How to complete this task:
Go through the records below and report each line with "city" in it.

Records provided:
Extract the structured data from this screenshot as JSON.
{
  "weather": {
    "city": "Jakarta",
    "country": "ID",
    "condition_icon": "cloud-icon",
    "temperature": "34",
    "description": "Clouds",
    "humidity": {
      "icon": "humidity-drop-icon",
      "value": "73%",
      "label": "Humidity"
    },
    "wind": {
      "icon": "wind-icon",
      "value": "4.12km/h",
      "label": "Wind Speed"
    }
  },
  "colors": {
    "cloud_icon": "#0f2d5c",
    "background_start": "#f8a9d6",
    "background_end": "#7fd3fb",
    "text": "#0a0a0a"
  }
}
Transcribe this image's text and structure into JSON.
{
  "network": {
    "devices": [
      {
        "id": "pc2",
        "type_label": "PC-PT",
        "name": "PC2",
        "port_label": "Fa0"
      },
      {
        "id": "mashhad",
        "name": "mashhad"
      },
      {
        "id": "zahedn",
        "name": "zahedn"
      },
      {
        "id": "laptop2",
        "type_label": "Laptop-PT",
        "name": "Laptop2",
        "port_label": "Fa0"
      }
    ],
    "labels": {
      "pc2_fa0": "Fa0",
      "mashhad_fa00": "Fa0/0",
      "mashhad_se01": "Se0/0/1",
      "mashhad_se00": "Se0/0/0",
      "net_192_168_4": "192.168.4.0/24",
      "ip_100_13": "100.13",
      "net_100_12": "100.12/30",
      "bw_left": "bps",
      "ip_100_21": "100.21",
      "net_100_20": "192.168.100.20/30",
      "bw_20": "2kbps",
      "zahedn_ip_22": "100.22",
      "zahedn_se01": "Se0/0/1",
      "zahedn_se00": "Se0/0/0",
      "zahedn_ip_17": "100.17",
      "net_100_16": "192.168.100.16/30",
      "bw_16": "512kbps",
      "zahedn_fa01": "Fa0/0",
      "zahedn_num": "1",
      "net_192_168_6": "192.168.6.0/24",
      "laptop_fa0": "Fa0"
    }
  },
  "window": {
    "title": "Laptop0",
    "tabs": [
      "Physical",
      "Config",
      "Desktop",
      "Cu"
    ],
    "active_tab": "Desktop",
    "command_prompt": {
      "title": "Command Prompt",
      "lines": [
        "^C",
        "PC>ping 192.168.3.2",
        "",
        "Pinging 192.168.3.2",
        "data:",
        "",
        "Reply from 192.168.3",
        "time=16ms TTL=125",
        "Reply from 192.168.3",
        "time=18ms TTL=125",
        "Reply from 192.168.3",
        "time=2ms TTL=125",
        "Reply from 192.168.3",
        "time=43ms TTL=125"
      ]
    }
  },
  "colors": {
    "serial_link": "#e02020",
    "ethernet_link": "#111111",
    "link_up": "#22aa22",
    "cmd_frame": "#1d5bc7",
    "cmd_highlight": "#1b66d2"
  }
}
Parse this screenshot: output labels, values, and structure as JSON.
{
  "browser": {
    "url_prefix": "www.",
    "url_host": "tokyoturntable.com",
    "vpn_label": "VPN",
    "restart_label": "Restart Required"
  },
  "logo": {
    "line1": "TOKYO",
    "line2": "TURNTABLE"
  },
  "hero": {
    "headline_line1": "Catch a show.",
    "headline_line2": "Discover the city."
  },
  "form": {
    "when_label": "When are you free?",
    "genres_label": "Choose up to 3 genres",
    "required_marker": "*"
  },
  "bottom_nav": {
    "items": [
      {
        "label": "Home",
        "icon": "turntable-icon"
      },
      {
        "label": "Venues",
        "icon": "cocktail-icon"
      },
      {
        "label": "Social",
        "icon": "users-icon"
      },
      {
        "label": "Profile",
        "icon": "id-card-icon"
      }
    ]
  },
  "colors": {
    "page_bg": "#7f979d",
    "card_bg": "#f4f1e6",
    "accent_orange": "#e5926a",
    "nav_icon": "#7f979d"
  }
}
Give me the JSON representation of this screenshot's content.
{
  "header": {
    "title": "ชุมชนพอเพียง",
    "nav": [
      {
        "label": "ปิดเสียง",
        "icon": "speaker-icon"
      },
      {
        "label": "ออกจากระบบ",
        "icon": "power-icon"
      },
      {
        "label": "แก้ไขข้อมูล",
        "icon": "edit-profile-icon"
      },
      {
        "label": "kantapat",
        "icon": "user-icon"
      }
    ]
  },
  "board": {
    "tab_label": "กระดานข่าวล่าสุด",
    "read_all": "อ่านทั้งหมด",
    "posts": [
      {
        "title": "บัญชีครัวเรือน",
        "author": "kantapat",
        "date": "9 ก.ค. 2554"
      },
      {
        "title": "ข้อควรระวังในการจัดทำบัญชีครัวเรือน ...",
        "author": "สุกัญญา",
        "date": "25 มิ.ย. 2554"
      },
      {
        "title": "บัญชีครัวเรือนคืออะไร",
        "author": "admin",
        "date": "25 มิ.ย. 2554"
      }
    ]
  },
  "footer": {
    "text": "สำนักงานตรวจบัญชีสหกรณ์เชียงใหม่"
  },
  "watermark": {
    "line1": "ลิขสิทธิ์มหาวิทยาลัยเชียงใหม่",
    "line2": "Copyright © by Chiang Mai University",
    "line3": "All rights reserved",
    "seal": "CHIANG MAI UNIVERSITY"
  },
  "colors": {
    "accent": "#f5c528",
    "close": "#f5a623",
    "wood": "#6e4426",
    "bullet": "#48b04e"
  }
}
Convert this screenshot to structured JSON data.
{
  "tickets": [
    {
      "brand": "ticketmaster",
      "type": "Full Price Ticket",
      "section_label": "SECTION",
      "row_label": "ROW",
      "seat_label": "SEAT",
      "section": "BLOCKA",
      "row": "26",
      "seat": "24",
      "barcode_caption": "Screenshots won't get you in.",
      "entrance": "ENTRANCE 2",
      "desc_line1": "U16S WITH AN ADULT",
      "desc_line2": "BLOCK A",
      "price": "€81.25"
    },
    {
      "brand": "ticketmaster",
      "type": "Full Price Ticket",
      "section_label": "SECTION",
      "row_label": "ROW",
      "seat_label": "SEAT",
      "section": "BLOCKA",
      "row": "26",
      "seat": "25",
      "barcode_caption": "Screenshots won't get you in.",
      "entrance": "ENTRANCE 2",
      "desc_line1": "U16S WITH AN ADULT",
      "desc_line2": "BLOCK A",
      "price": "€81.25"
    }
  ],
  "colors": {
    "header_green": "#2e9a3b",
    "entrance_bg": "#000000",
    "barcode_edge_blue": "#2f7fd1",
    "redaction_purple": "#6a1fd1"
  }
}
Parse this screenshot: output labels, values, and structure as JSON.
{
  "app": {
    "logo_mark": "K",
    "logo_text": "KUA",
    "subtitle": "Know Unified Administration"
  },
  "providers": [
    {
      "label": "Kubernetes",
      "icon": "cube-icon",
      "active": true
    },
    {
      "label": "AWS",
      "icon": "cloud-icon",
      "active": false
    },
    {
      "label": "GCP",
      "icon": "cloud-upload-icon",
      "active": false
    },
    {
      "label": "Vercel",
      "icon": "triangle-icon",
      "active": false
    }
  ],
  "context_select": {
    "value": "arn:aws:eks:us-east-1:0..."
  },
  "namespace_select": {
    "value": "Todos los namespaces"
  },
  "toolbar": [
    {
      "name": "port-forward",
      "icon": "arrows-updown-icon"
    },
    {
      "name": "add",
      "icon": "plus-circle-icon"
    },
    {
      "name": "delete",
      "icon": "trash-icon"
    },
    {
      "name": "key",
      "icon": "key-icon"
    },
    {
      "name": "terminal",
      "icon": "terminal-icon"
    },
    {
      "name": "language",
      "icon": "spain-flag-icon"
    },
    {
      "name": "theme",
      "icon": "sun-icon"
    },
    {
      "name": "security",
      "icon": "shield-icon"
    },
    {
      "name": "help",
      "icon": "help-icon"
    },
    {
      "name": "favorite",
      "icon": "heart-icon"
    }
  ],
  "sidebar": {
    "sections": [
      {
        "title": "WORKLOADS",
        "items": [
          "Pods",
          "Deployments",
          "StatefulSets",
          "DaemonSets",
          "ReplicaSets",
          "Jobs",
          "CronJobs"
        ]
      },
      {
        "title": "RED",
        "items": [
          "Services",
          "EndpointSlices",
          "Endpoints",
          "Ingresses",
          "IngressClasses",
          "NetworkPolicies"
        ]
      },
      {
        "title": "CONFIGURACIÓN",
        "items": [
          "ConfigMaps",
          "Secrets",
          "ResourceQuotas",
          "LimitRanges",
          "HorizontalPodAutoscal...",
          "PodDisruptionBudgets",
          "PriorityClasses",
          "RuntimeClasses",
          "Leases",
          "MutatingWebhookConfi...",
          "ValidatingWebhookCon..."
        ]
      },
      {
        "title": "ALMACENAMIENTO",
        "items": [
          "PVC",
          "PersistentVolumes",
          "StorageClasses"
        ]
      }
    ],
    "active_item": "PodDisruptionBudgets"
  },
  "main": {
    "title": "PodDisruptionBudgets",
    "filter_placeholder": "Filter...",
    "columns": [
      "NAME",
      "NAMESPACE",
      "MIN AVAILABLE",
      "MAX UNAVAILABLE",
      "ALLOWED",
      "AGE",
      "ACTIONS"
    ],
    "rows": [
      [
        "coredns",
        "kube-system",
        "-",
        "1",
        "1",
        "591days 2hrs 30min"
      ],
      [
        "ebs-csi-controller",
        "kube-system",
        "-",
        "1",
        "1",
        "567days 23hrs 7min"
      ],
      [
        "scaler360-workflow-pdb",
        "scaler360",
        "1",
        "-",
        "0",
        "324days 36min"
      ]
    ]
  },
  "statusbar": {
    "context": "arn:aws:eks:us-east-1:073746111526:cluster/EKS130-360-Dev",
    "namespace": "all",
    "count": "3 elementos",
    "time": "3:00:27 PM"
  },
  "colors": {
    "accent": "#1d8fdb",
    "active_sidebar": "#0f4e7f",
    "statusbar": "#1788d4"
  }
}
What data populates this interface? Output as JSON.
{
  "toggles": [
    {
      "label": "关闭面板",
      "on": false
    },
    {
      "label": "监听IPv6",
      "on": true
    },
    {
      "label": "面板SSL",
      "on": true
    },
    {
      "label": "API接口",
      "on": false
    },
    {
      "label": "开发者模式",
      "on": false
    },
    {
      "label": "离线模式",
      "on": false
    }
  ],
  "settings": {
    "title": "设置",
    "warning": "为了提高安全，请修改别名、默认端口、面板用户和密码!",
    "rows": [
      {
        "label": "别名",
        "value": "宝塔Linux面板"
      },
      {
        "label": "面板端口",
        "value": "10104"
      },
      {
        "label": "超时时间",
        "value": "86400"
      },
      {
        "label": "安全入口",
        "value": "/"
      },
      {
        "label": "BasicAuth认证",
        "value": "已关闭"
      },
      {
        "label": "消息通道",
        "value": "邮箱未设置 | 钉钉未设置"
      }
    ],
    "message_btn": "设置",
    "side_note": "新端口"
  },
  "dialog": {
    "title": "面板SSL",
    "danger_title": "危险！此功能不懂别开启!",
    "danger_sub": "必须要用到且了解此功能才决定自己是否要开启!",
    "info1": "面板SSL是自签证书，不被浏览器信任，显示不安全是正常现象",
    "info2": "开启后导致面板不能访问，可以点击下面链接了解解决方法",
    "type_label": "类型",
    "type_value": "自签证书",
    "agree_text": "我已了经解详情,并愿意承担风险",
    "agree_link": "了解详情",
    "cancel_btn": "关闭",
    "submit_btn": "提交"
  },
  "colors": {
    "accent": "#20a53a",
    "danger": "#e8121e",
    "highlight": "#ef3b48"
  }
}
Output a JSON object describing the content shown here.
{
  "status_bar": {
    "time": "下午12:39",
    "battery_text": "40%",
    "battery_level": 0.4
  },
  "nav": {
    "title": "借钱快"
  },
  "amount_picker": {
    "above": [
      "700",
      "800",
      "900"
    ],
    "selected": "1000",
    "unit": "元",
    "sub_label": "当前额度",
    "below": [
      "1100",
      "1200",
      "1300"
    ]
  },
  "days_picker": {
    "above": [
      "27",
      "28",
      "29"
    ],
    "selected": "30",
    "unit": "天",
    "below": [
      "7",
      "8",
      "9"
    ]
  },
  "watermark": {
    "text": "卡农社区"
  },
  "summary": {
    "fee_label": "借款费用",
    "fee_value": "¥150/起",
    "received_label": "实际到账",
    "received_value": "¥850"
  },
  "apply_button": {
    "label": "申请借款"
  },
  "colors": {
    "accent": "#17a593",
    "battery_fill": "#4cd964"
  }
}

Solution to this task:
    "city": "Jakarta",
    "headline_line2": "Discover the city."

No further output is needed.